I gotta say guys…these babies were well worth the 20 year wait. Yum, yum, and more YUM.
OMG, I just remembered: I get to co-host this week’s Fiesta Friday #62 with Prudy@ButterBasilandBreadcrumbs who is basically one of my favorite people ever! And I get to bring these Hot Cross Buns to the party? I don’t know who’s more lucky- you or me.
Tell you what, while I sit here and try to figure it out, why don’t you mosey on over to our brand spankin’ new Party Hall and join in the festivities? We’d love to have you- and any food you’d care to bring and share with us!
(And as always, let’s hear it for our gracious host Angie@TheNoviceGardener. Thanks for asking me to host again Angie- it’s always a real treat.)
Glazed Chamomile Hot Cross Buns
- 2/3 cup water
- 3 Chamomile tea bags
- 1 (1/4 ounce) packet of dried yeast
- 3 tablespoons granulated sugar
- 3 1/2 cups (16 ounces) all-purpose flour
- 4 tablespoons (2 ounces) unsalted butter
- 1/3 cup milk
- 2 large eggs, divided
- 1 teaspoon salt
- 1 tablespoon Pumpkin Pie spice
- 1 lemon, zested
- 1 orange, zested
- 1/2 cup currants or raisins
- Orange Marmalade, for glazing
- 1 cup of powdered sugar
Bring the water to a boil on the stovetop or in the microwave. Remove from heat and steep the tea bags in the water for 15 minutes. Remove the tea bags, squeezing as much liquid as possible out of them and discard. Let the tea cool until it is lukewarm (about 100°F).
In a small bowl, stir together the brewed tea, yeast, sugar and 1/2 cup of the flour. Set aside for 15 minutes.
Heat the butter and milk together in a small saucepan over a low heat until the butter has just melted; remove from heat and cool to room temperature. Whisk in the egg.
In a large mixing bowl, stir together the remaining flour, salt, mixed spice, lemon zest, orange zest and currants. Pour the tea mixture and the milk mixture over top. Stir together until there are only a few floury patches remaining. Tip the contents of the dough out onto a work surface and knead until smooth, about 10 minutes.
Clean the large mixing bowl and grease with some oil. Place the dough in the bowl, cover with oiled plastic wrap, and leave in a warm place to rise until doubled in size, about 1 hour.
Divide the risen dough evenly into 12 pieces and roll them into balls. Place onto a parchment-lined baking tray spaced a few inches apart. Slash a cross into the top of each bun using a sharp knife or razor. Cover with oiled plastic wrap and leave to rise for 30 minutes until doubled in size. While the buns are rising, preheat the oven to 350°F.
Beat remaining egg in a small bowl, then brush the risen buns all over with beaten egg.
Bake for 20 minutes until golden brown all over. While buns are baking, heat orange marmalade in microwave until runny. After taking the buns out of the oven while they are still warm, brush them with melted marmalade and allow to completely cool.
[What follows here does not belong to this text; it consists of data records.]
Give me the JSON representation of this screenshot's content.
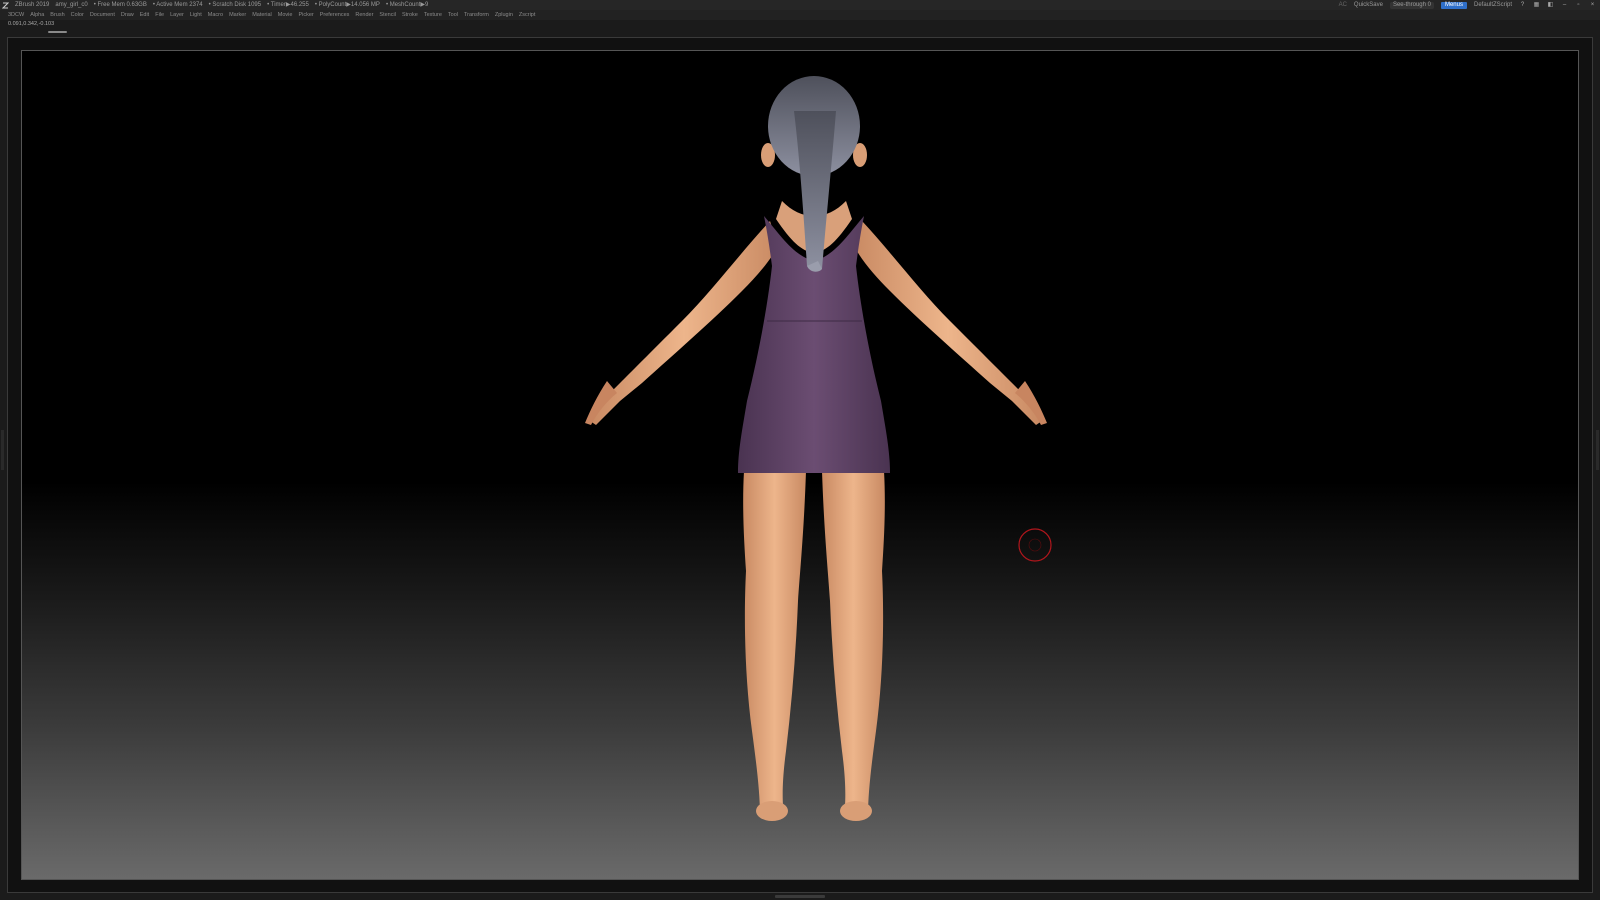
{
  "titlebar": {
    "app_name": "ZBrush 2019",
    "project": "amy_girl_c0",
    "free_mem": "• Free Mem 0.63GB",
    "active_mem": "• Active Mem 2374",
    "scratch_disk": "• Scratch Disk 1095",
    "timer": "• Timer▶46.255",
    "poly_count": "• PolyCount▶14.056 MP",
    "mesh_count": "• MeshCount▶9",
    "ac_label": "AC",
    "quicksave_label": "QuickSave",
    "seethrough_label": "See-through 0",
    "seethrough_value": 0,
    "menus_label": "Menus",
    "script_label": "DefaultZScript"
  },
  "menubar": {
    "items": [
      "3DCW",
      "Alpha",
      "Brush",
      "Color",
      "Document",
      "Draw",
      "Edit",
      "File",
      "Layer",
      "Light",
      "Macro",
      "Marker",
      "Material",
      "Movie",
      "Picker",
      "Preferences",
      "Render",
      "Stencil",
      "Stroke",
      "Texture",
      "Tool",
      "Transform",
      "Zplugin",
      "Zscript"
    ]
  },
  "status": {
    "coords": "0.091,0.342,-0.103"
  },
  "colors": {
    "skin": "#e3a67c",
    "dress": "#5c4163",
    "hair": "#6f7180",
    "cursor": "#b0161c",
    "accent": "#2f6fc9"
  },
  "icons": [
    "zbrush-logo-icon",
    "help-icon",
    "layout-icon",
    "palette-icon",
    "minimize-icon",
    "maximize-icon",
    "close-icon"
  ]
}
Combine powdered sugar with a few teaspoons of milk in a pastry bag or plastic bag with the tip cut off. Pipe a cross across the buns and allow to set/harden.